    I had the ‘opportunity’ to participate in Jury duty last week.  It was the 3rd time in the last 10 months that I had been called, but the first one that actually went to selection.  If you haven’t gone through the process before, you receive a notice in the mail and they have you call in the Friday before your date to find out if you need to show up that following Monday at the courthouse. 

    Because my previous experience had been a non-event, I didn’t really clear my schedule other than that Monday…and unfortunately I had a pretty full week planned.  At least until I actually got selected for a jury!  Everyone will tell you their theory or favorite way to get out of being selected (including wearing red because it implies you are assertive, which attorneys don’t like).  In this particular situation, I’m not sure it would have mattered – the court was very aggressive with reasons why jurors should be excused, and even most that were excused were sent to another courtroom that was still short of jury candidates.  End result -  I was on a live jury for the first time.

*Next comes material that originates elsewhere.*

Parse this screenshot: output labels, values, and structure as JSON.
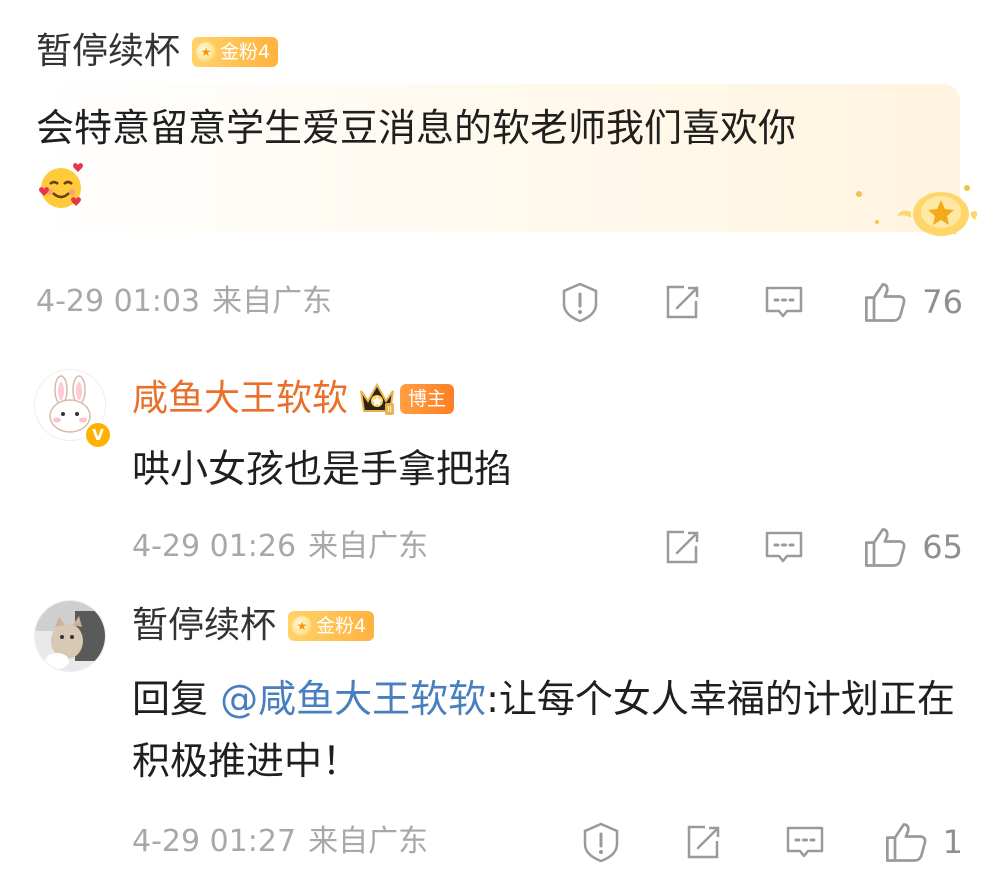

    Here’s what I learned from the ordeal overall:

    Read More…

    06 Oct

      photo by Noodle93

    Do you know the origin of the word cliché? (from a Seth Godin post):

    In printing, a cliché was a printing plate cast from movable type. This is also called a stereotype. When letters were set one at a time, it made sense to cast a phrase used repeatedly as a single slug of metal. "Cliché" came to mean such a ready-made phrase. The French word “cliché” comes from the sound made when the matrix is dropped into molten metal to make a printing plate.

    Who knew the word came from a sound effect?  Great information for your next party! 

    I was thinking about clichés this afternoon – I was listening to the audio book of The Last Lecture by Randy Pausch (fantastic, powerful book – I’ll write more on it later) and he had some quick thoughts on the importance of those well used (perhaps overused) statements often called clichés. 

    In his opinion, clichés became overused precisely because they have a powerful meaning – that doesn’t mean you should avoid them, just use them in the right way…especially if you’re talking with kids, because they haven’t heard them before!

    Read More…

    14 Aug

    So you know that a trend is becoming mainstream when people start making fun of it and doing spoof Broadway musicals about it.   Social Media is certainly ripe for satire and the clip below does a great (and very funny) job of bringing out the really silly things people do.  It’s very well done!

    Check out Web Site Story – an homage to the classic musical.

    See more funny videos and funny pictures at CollegeHumor.

     

    If you have trouble with the video above – go to CollegeHumor to see it there.

    Shawn Kinkade   Kansas City Business Coach